In the olden days splashing about as blissfully as one could be, free and carelessly in a marsh with nearby ponds and pools, lived, in a folkdom, frogs, who went about life beset by nobody. Brooks whispered by, flowing softly into the marsh and there food was found in fullness. Worms, spiders, and small water beings, sundry in kind, teemed, and in the fresh and green, thick reeds and weeds small fish swam. Notwithstanding their good speed and a life with unfettered freedom, the frogs yearned for a more tightly wielded, well-run life. In short, all they wanted was a wise king to lead them.
To that end, gathering together they croaked loudly as one, so much so that the elders called upon Jove to send to them a king who would have lordship over them, bring fair laws and a well-run folkdom. There would be a line drawn between good and ungood, right and wrong, and fair and unfair play. Woe strike the wrongdoer, but a good name would follow the upright. The elders said to Jove, "Send a king to have lordship over us, to keep us on the right path and make our life fulfilled. It is only right for us to be overseered by heavenly gods and earthly kings .

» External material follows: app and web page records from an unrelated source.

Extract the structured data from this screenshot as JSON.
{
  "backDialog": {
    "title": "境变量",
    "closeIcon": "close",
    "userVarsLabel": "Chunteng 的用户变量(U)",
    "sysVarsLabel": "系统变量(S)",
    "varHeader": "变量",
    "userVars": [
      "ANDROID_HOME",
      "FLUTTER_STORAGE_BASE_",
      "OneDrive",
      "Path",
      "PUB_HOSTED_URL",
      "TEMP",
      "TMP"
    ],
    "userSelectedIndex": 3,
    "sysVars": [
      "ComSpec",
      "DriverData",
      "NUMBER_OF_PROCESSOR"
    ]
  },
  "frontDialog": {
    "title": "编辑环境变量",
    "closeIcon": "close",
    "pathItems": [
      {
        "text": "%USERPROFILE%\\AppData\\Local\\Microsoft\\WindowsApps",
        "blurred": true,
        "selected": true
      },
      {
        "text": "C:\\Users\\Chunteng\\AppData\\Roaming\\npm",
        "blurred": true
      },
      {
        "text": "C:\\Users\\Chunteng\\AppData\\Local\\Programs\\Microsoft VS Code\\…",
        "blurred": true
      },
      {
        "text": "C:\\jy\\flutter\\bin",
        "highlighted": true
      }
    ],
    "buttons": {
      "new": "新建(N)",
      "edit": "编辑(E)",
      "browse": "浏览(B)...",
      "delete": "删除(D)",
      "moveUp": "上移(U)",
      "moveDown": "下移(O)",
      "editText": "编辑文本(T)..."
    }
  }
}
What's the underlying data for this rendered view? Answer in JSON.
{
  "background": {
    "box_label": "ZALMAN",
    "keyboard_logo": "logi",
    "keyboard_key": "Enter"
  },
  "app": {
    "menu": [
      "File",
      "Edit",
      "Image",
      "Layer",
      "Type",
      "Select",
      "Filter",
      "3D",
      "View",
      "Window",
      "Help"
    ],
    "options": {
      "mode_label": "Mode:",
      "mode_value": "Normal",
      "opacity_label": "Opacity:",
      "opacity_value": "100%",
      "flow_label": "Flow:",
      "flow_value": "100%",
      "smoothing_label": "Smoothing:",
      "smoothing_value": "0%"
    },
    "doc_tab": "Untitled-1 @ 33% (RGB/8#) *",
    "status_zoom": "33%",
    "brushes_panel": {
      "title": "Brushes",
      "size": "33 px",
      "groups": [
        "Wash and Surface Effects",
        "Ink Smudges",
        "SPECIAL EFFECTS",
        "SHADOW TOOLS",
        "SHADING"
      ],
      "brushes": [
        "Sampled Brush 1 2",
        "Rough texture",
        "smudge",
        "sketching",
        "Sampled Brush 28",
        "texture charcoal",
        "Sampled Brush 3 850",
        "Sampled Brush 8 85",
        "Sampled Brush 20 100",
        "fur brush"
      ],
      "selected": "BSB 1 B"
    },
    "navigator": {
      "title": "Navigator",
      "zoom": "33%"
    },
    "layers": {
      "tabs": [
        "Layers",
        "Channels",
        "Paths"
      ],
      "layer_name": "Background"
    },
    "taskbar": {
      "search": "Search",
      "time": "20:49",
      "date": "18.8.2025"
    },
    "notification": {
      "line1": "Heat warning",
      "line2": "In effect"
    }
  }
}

Jove, smiling at their asking's straightforwardness, threw down with all his might a great log that hit the fennish frogdom with an ear-pounding thud. Fear was felt by these once carefree frogs in their every mind and body mote, and they found themselves diving without heed into the nearest ditch hoping to find shelter in the marsh's muddy depths. The dread kept them in awe for a while. But, by and by, and one by one, they dared to come to the water's top to see their new king and bow before him. Soon they became aware that King Log was stock still. Soon after, some bolder ones even dared to put their hands on him. Then all the frogs came and did the same; and for sometime afterwards the frogs went about their daily business without caring even in the slightest for still King Log. Sometime afterwards, with their hearts still yearning strongly for a king to lead them, they asked the elders once more to call upon Jove to send them another king to put an end to their lordless ways.
This time Jove gave to them for a king, an eel. The eel, though a friendly chap, had easy going ways and spent his days merrymaking with his friends and thinking little about his kingdom's daily running . Leaving all that to his froggy underlings to do; he sought nothing more in life than toothsome tucker, dewy drinks and, above all, the fairest maidens' friendship. Such was this harmless, merrymaking, playful, winsome, wayward wooer's wont that the frogs thought him to be lazy, gadding and rather dim-witted. In the end they began to treat him with such little worth, that one dark night he swam from the marsh, along a brook bound hopefully for another free-and-easy life in some faraway waterhole.
Forthwith, for a third time, they went to Jove begging him to send them yet another king. "We want a king who, in all things, will lead us." They said. The more Jove thought upon it, the more he began to mislike their askings, dumb and silly, as they were. And, furthermore, he was taken aback by their thoughtlessness and unthankful ways for all the good things life had bestowed upon them. All their hounding, at end, kindled Jove's wrath and, in an wrathful outburst, he sent to them a king other in kind: King Stork. No sooner had he reached the marsh than he set upon them; laying hold and eating them one-by-one until there were only a few left. Those blessed with enough good timing to be still alive, with eyes open like never before, wailed in endless sadness and begged Jove to free them from such a fiend. "The king which you asked for shall be your lord." Jove answered, "For when you had that which you ought to have, you should have been thankful, and left well alone. For he that has freedom ought to be thankful. For nothing is better than freedom. And freedom should not be sold for all the gold and silver in the world."